Every line in the data below that holds "label" should be found and copied.

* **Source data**
• • • • • • •
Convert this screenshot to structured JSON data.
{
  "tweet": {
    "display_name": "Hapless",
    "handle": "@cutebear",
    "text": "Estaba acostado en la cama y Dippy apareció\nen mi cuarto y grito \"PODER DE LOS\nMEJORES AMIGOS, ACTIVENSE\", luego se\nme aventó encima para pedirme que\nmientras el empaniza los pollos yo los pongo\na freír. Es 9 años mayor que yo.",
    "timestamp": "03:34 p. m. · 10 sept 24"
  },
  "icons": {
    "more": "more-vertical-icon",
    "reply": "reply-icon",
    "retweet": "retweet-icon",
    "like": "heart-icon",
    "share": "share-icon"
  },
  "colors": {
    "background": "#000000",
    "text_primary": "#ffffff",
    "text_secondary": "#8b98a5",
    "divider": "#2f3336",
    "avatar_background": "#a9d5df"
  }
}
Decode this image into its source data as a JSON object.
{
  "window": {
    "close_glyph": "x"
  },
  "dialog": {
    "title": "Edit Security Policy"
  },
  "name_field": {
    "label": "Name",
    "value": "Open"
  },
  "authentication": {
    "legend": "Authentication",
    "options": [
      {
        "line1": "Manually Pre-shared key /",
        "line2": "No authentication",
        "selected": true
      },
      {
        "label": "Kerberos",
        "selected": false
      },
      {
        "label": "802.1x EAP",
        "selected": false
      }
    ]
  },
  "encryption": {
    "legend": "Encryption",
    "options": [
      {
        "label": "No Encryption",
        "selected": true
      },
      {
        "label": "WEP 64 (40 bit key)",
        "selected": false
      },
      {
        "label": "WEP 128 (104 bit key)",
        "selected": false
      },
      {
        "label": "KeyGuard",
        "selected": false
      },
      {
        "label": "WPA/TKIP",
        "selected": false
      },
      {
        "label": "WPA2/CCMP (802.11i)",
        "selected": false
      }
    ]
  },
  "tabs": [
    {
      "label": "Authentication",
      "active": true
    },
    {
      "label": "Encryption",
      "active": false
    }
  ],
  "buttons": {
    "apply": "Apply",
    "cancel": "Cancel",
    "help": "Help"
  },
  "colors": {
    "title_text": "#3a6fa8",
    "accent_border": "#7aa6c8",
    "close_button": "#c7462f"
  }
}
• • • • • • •
* **Output for this task**
    "label": "Name",
        "label": "Kerberos",
        "label": "802.1x EAP",
        "label": "No Encryption",
        "label": "WEP 64 (40 bit key)",
        "label": "WEP 128 (104 bit key)",
        "label": "KeyGuard",
        "label": "WPA/TKIP",
        "label": "WPA2/CCMP (802.11i)",
      "label": "Authentication",
      "label": "Encryption",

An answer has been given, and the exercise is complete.